WORKING DATA Start Marker

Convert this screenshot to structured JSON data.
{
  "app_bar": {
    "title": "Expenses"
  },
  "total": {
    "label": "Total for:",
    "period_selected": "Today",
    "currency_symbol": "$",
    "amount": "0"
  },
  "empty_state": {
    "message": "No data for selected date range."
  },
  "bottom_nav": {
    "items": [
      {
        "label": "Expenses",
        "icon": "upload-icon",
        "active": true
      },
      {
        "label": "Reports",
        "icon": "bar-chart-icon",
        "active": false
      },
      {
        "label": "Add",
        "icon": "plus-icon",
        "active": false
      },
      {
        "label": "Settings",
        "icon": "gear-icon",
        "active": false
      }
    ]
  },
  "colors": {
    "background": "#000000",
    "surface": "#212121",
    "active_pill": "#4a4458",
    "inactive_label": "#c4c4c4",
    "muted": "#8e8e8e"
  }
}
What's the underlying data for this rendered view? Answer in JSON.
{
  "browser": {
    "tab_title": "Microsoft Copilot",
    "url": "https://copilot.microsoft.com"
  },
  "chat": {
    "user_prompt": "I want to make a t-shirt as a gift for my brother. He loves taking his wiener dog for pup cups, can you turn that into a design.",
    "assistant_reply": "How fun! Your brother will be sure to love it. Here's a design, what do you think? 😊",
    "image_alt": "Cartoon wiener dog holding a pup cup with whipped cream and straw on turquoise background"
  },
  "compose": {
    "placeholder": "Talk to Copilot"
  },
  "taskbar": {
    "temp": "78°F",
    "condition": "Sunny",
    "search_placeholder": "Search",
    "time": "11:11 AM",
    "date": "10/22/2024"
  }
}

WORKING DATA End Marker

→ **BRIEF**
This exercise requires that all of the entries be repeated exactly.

→ **FINISHED EXERCISE**
Convert this screenshot to structured JSON data.
{
  "app_bar": {
    "title": "Expenses"
  },
  "total": {
    "label": "Total for:",
    "period_selected": "Today",
    "currency_symbol": "$",
    "amount": "0"
  },
  "empty_state": {
    "message": "No data for selected date range."
  },
  "bottom_nav": {
    "items": [
      {
        "label": "Expenses",
        "icon": "upload-icon",
        "active": true
      },
      {
        "label": "Reports",
        "icon": "bar-chart-icon",
        "active": false
      },
      {
        "label": "Add",
        "icon": "plus-icon",
        "active": false
      },
      {
        "label": "Settings",
        "icon": "gear-icon",
        "active": false
      }
    ]
  },
  "colors": {
    "background": "#000000",
    "surface": "#212121",
    "active_pill": "#4a4458",
    "inactive_label": "#c4c4c4",
    "muted": "#8e8e8e"
  }
}
What's the underlying data for this rendered view? Answer in JSON.
{
  "browser": {
    "tab_title": "Microsoft Copilot",
    "url": "https://copilot.microsoft.com"
  },
  "chat": {
    "user_prompt": "I want to make a t-shirt as a gift for my brother. He loves taking his wiener dog for pup cups, can you turn that into a design.",
    "assistant_reply": "How fun! Your brother will be sure to love it. Here's a design, what do you think? 😊",
    "image_alt": "Cartoon wiener dog holding a pup cup with whipped cream and straw on turquoise background"
  },
  "compose": {
    "placeholder": "Talk to Copilot"
  },
  "taskbar": {
    "temp": "78°F",
    "condition": "Sunny",
    "search_placeholder": "Search",
    "time": "11:11 AM",
    "date": "10/22/2024"
  }
}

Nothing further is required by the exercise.